--- Provided entries ---

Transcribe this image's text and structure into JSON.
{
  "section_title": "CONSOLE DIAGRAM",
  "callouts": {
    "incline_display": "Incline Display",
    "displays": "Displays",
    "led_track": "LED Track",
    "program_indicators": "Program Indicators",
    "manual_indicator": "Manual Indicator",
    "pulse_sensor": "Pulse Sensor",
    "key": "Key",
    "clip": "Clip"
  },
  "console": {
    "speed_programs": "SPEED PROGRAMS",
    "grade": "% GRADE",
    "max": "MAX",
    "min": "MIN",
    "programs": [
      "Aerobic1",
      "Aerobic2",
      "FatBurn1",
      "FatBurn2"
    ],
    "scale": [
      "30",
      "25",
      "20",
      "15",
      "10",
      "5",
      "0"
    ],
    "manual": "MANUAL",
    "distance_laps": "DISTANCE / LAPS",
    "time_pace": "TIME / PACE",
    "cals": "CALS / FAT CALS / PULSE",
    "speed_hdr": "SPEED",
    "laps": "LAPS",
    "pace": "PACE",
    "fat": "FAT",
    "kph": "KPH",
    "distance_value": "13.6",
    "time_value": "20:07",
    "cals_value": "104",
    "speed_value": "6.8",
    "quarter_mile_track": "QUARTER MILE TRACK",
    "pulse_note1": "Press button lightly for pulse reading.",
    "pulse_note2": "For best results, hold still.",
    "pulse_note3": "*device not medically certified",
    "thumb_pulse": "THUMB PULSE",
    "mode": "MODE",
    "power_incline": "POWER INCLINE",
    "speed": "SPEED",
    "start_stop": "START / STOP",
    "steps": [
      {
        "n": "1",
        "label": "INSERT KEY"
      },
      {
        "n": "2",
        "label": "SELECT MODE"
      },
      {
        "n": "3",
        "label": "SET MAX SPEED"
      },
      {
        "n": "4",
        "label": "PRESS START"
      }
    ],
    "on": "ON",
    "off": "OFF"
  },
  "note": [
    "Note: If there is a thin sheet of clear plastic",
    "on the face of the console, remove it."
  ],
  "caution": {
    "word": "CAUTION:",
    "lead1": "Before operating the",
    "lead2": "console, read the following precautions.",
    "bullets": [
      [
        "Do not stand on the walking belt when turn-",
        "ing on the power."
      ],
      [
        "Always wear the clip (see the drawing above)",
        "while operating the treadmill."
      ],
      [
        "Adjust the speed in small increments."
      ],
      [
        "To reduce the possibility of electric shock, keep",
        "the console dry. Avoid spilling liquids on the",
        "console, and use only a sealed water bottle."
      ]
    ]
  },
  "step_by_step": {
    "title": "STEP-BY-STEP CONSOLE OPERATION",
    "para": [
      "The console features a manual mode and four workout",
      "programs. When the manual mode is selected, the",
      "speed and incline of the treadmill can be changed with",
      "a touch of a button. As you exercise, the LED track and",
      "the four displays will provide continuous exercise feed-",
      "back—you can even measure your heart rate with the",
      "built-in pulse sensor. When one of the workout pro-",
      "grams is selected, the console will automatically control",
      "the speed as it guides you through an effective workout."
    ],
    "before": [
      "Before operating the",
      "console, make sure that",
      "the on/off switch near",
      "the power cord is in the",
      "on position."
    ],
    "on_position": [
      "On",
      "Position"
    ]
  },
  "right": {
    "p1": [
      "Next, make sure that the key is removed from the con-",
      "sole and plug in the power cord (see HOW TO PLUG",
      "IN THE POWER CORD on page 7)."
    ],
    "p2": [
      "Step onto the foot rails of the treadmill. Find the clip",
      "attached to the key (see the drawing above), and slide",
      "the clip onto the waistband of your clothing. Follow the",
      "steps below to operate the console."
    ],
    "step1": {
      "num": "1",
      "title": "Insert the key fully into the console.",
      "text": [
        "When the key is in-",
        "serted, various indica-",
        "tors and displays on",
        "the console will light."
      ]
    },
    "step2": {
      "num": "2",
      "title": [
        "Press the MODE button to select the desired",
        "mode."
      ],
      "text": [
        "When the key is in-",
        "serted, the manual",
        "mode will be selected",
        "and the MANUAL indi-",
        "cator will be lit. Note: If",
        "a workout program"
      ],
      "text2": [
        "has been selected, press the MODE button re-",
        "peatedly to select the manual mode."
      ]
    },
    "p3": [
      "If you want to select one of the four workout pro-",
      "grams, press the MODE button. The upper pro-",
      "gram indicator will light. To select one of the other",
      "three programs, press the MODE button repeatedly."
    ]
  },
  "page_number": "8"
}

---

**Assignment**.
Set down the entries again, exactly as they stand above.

**Response to the exercise**.
Transcribe this image's text and structure into JSON.
{
  "section_title": "CONSOLE DIAGRAM",
  "callouts": {
    "incline_display": "Incline Display",
    "displays": "Displays",
    "led_track": "LED Track",
    "program_indicators": "Program Indicators",
    "manual_indicator": "Manual Indicator",
    "pulse_sensor": "Pulse Sensor",
    "key": "Key",
    "clip": "Clip"
  },
  "console": {
    "speed_programs": "SPEED PROGRAMS",
    "grade": "% GRADE",
    "max": "MAX",
    "min": "MIN",
    "programs": [
      "Aerobic1",
      "Aerobic2",
      "FatBurn1",
      "FatBurn2"
    ],
    "scale": [
      "30",
      "25",
      "20",
      "15",
      "10",
      "5",
      "0"
    ],
    "manual": "MANUAL",
    "distance_laps": "DISTANCE / LAPS",
    "time_pace": "TIME / PACE",
    "cals": "CALS / FAT CALS / PULSE",
    "speed_hdr": "SPEED",
    "laps": "LAPS",
    "pace": "PACE",
    "fat": "FAT",
    "kph": "KPH",
    "distance_value": "13.6",
    "time_value": "20:07",
    "cals_value": "104",
    "speed_value": "6.8",
    "quarter_mile_track": "QUARTER MILE TRACK",
    "pulse_note1": "Press button lightly for pulse reading.",
    "pulse_note2": "For best results, hold still.",
    "pulse_note3": "*device not medically certified",
    "thumb_pulse": "THUMB PULSE",
    "mode": "MODE",
    "power_incline": "POWER INCLINE",
    "speed": "SPEED",
    "start_stop": "START / STOP",
    "steps": [
      {
        "n": "1",
        "label": "INSERT KEY"
      },
      {
        "n": "2",
        "label": "SELECT MODE"
      },
      {
        "n": "3",
        "label": "SET MAX SPEED"
      },
      {
        "n": "4",
        "label": "PRESS START"
      }
    ],
    "on": "ON",
    "off": "OFF"
  },
  "note": [
    "Note: If there is a thin sheet of clear plastic",
    "on the face of the console, remove it."
  ],
  "caution": {
    "word": "CAUTION:",
    "lead1": "Before operating the",
    "lead2": "console, read the following precautions.",
    "bullets": [
      [
        "Do not stand on the walking belt when turn-",
        "ing on the power."
      ],
      [
        "Always wear the clip (see the drawing above)",
        "while operating the treadmill."
      ],
      [
        "Adjust the speed in small increments."
      ],
      [
        "To reduce the possibility of electric shock, keep",
        "the console dry. Avoid spilling liquids on the",
        "console, and use only a sealed water bottle."
      ]
    ]
  },
  "step_by_step": {
    "title": "STEP-BY-STEP CONSOLE OPERATION",
    "para": [
      "The console features a manual mode and four workout",
      "programs. When the manual mode is selected, the",
      "speed and incline of the treadmill can be changed with",
      "a touch of a button. As you exercise, the LED track and",
      "the four displays will provide continuous exercise feed-",
      "back—you can even measure your heart rate with the",
      "built-in pulse sensor. When one of the workout pro-",
      "grams is selected, the console will automatically control",
      "the speed as it guides you through an effective workout."
    ],
    "before": [
      "Before operating the",
      "console, make sure that",
      "the on/off switch near",
      "the power cord is in the",
      "on position."
    ],
    "on_position": [
      "On",
      "Position"
    ]
  },
  "right": {
    "p1": [
      "Next, make sure that the key is removed from the con-",
      "sole and plug in the power cord (see HOW TO PLUG",
      "IN THE POWER CORD on page 7)."
    ],
    "p2": [
      "Step onto the foot rails of the treadmill. Find the clip",
      "attached to the key (see the drawing above), and slide",
      "the clip onto the waistband of your clothing. Follow the",
      "steps below to operate the console."
    ],
    "step1": {
      "num": "1",
      "title": "Insert the key fully into the console.",
      "text": [
        "When the key is in-",
        "serted, various indica-",
        "tors and displays on",
        "the console will light."
      ]
    },
    "step2": {
      "num": "2",
      "title": [
        "Press the MODE button to select the desired",
        "mode."
      ],
      "text": [
        "When the key is in-",
        "serted, the manual",
        "mode will be selected",
        "and the MANUAL indi-",
        "cator will be lit. Note: If",
        "a workout program"
      ],
      "text2": [
        "has been selected, press the MODE button re-",
        "peatedly to select the manual mode."
      ]
    },
    "p3": [
      "If you want to select one of the four workout pro-",
      "grams, press the MODE button. The upper pro-",
      "gram indicator will light. To select one of the other",
      "three programs, press the MODE button repeatedly."
    ]
  },
  "page_number": "8"
}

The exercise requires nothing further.